In affirming a mail fraud conviction, the Third Circuit has held in a 2-1 decision that guilt-assuming hypothetical questions may sometimes be asked of defense character witnesses, widening an existing circuit split on this issue. The Court also approved the admission of a substantial amount of other-bad-acts evidence to prove intent, thereby reaffirming the broad reach of Rule 404(b) in fraud cases.
The case, United States v. Kellogg, No. 05-1893, involved allegations that the owner of a water testing laboratory defrauded his customers by reporting to them that certain analyses were performed using one particular EPA methodology when, in fact, a different EPA methodology had been used. Intent to defraud was the principal issue at trial, with the defendant maintaining that any reporting errors as to the methodology used were accidental. Substantial evidence supported the defendant's claim, including a lack of motive arising from the near-identical scope and cost of the two methodologies, and evidence that this type of error could occur through computer glitches.

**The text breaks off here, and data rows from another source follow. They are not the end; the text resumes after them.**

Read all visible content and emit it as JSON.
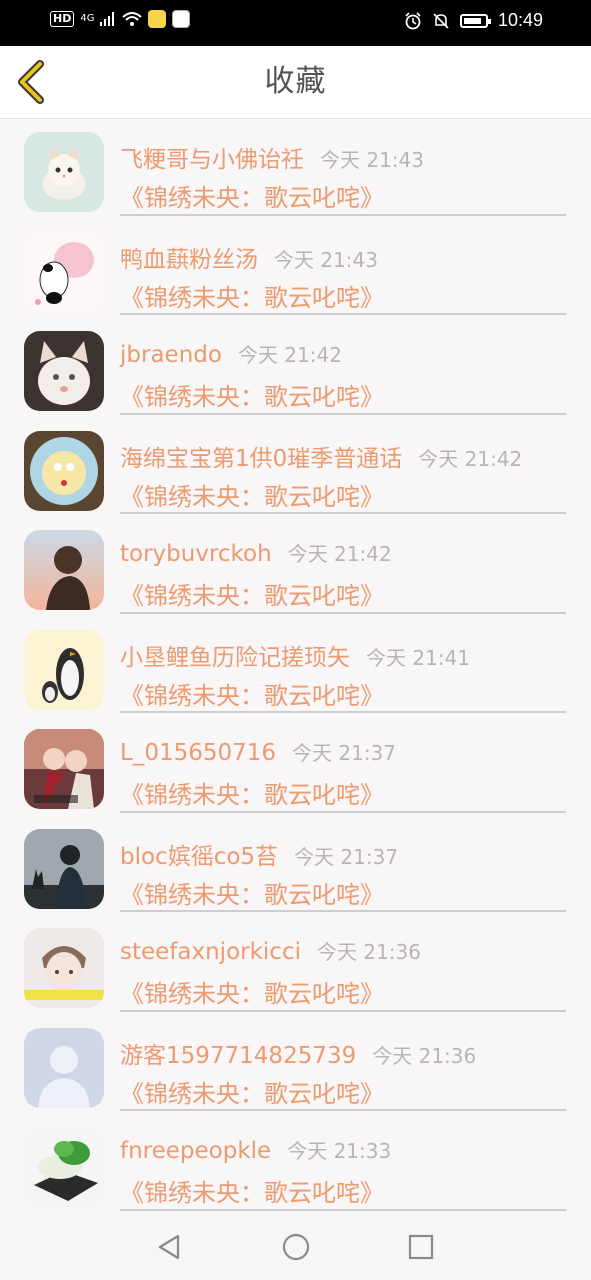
{
  "status_bar": {
    "hd": "HD",
    "network": "4G",
    "wifi_sub": "4G",
    "time": "10:49"
  },
  "header": {
    "title": "收藏"
  },
  "favorites": [
    {
      "user": "飞粳哥与小佛诒祍",
      "time": "今天 21:43",
      "book": "《锦绣未央：歌云叱咤》",
      "avatar": "kitten-photo"
    },
    {
      "user": "鸭血蕻粉丝汤",
      "time": "今天 21:43",
      "book": "《锦绣未央：歌云叱咤》",
      "avatar": "panda-cartoon"
    },
    {
      "user": "jbraendo",
      "time": "今天 21:42",
      "book": "《锦绣未央：歌云叱咤》",
      "avatar": "white-kitten-photo"
    },
    {
      "user": "海绵宝宝第1供0璀季普通话",
      "time": "今天 21:42",
      "book": "《锦绣未央：歌云叱咤》",
      "avatar": "plate-food-photo"
    },
    {
      "user": "torybuvrckoh",
      "time": "今天 21:42",
      "book": "《锦绣未央：歌云叱咤》",
      "avatar": "boy-sunset-photo"
    },
    {
      "user": "小垦鲤鱼历险记搓顼矢",
      "time": "今天 21:41",
      "book": "《锦绣未央：歌云叱咤》",
      "avatar": "cartoon-penguins"
    },
    {
      "user": "L_015650716",
      "time": "今天 21:37",
      "book": "《锦绣未央：歌云叱咤》",
      "avatar": "anime-couple"
    },
    {
      "user": "bloc嫔徭co5苔",
      "time": "今天 21:37",
      "book": "《锦绣未央：歌云叱咤》",
      "avatar": "man-silhouette-photo"
    },
    {
      "user": "steefaxnjorkicci",
      "time": "今天 21:36",
      "book": "《锦绣未央：歌云叱咤》",
      "avatar": "boy-portrait"
    },
    {
      "user": "游客1597714825739",
      "time": "今天 21:36",
      "book": "《锦绣未央：歌云叱咤》",
      "avatar": "default-user"
    },
    {
      "user": "fnreepeopkle",
      "time": "今天 21:33",
      "book": "《锦绣未央：歌云叱咤》",
      "avatar": "jade-cabbage-photo"
    }
  ],
  "colors": {
    "accent": "#ec9a6f",
    "time_gray": "#b9b5b5",
    "back_arrow": "#e8c21d",
    "background": "#f8f6f7"
  }
}
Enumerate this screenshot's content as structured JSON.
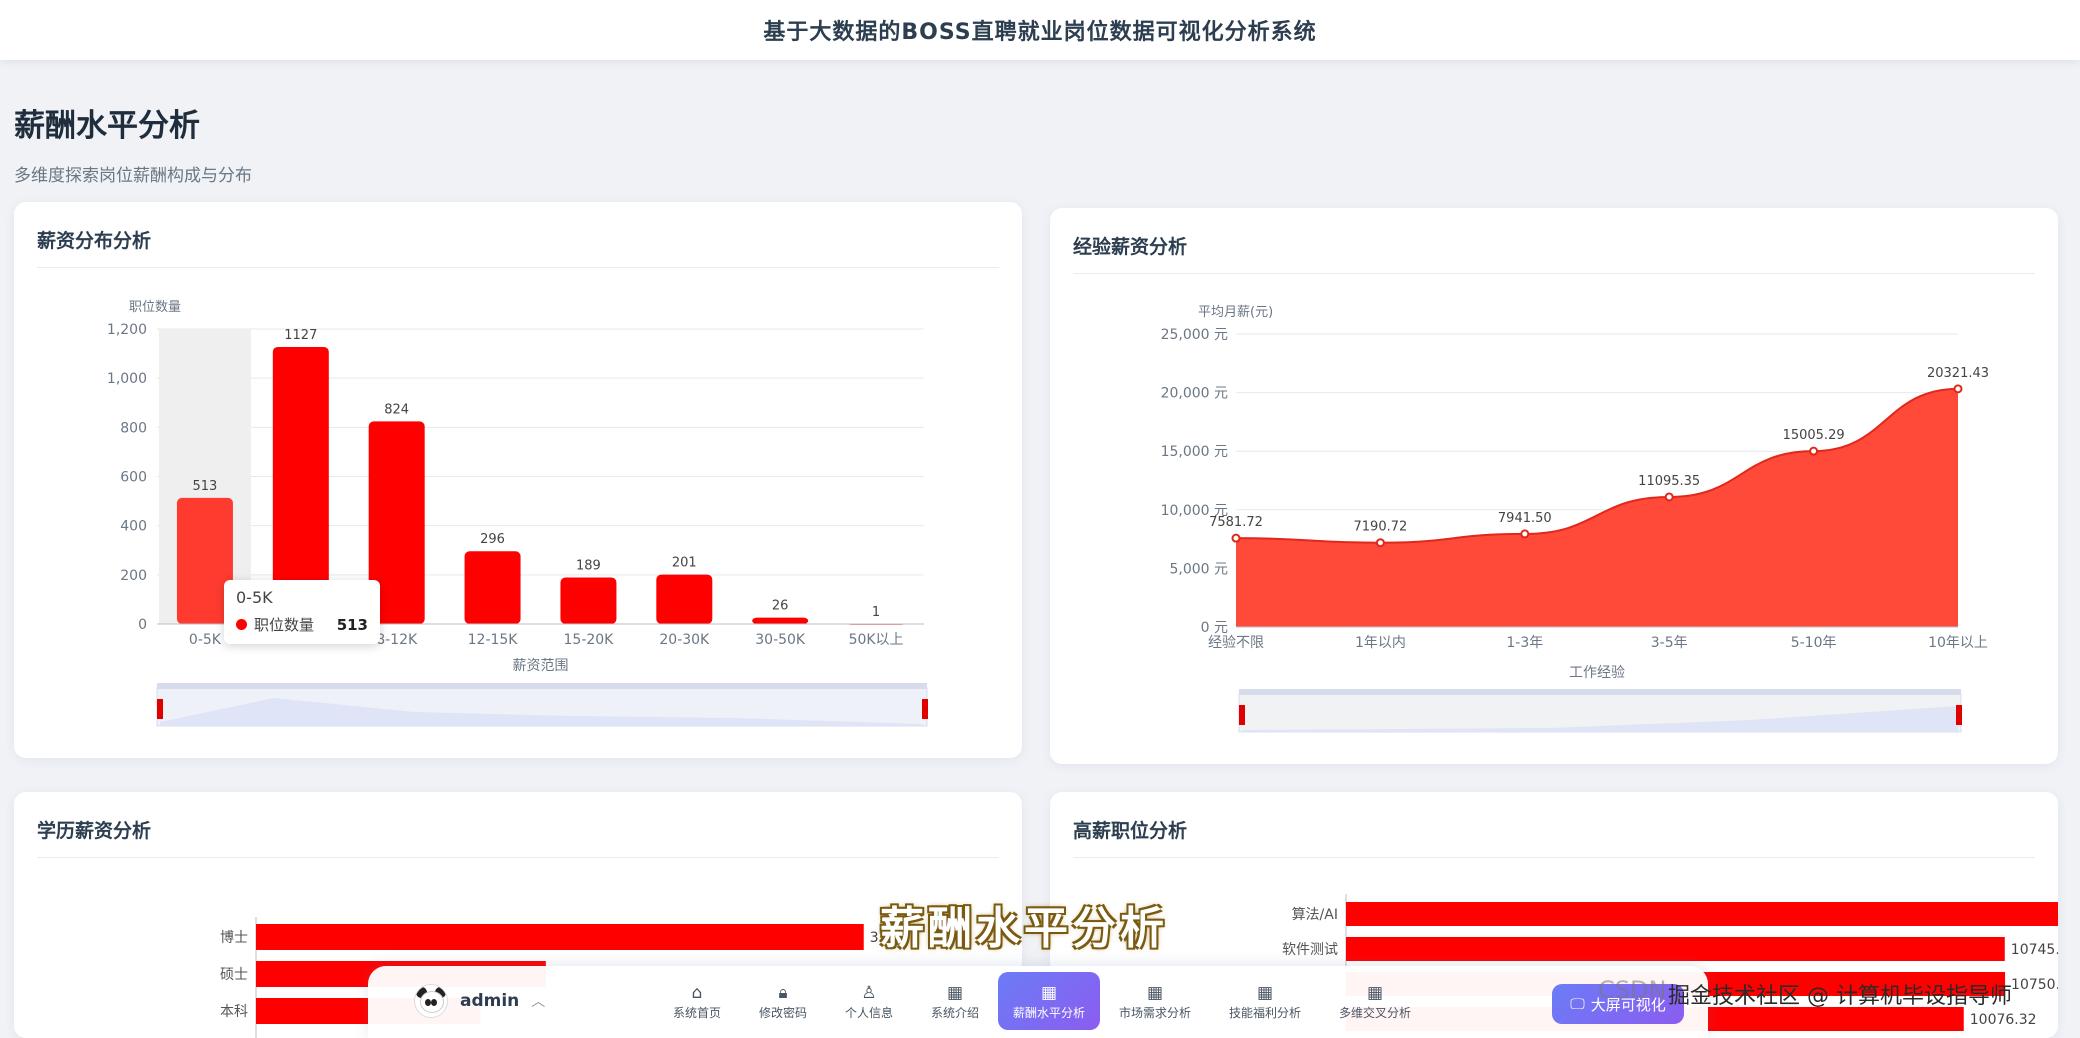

To prove fraudulent intent, the government presented 404(b) evidence that the defendant's certification to test drinking water had been revoked a year earlier by the Pennsylvania DEP. The decertification resulted from a series of citations for negligent laboratory practices, a small minority of which involved misrepresentations to DEP. The defendant argued that this evidence should have been excluded because the vast majority of it involved alleged negligent (as opposed to deceptive) conduct, and in any event failed the Rule 403 balancing test because it related to public drinking water, which was not at issue in the fraud prosecution.
In order to rebut the government's case of intent, the defendant offered several character witnesses who testified both as to their opinion of the defendant's truthfulness and as to his community reputation for the same. The prosecutor cross-examined at least one of these witnesses by asking him whether he would consider truthful a hypothetical person who had done what the government alleged the defendant had done. The witness promptly answered that such a person would not be truthful.
As to the Rule 404(b) evidence, the Third Circuit ruled it admissible on a theory that deceptive conduct in similar matters close in time to the alleged fraudulent conduct is admissible to prove intent. The Court did not address the defendant's argument that most of the admitted evidence involved alleged negligent, as opposed to intentional, conduct.
As to the guilt-assuming hypothetical, the Court ruled that such questions can never permissibly be asked of a reputation character witnesse (because any answer would be irrelevant), but that there is no "per se rule" prohibiting their use with opinion character witnesses. In the latter instance, the questions are probative of bias and, if properly framed as a hypothetical, do not impermissibly infringe on the presumption of innocence. In so holding, the Third Circuit sided with the D.C. Circuit, against the weight of authority from the Second, Fourth, Seventh, and Eleventh Circuits, all of which hold guilt-assuming hypotheticals improper as to both reputation and opinion character witnesses. Judge Roth disagreed with the majority in Kellogg, but concurred in the result because she deemed the error harmless.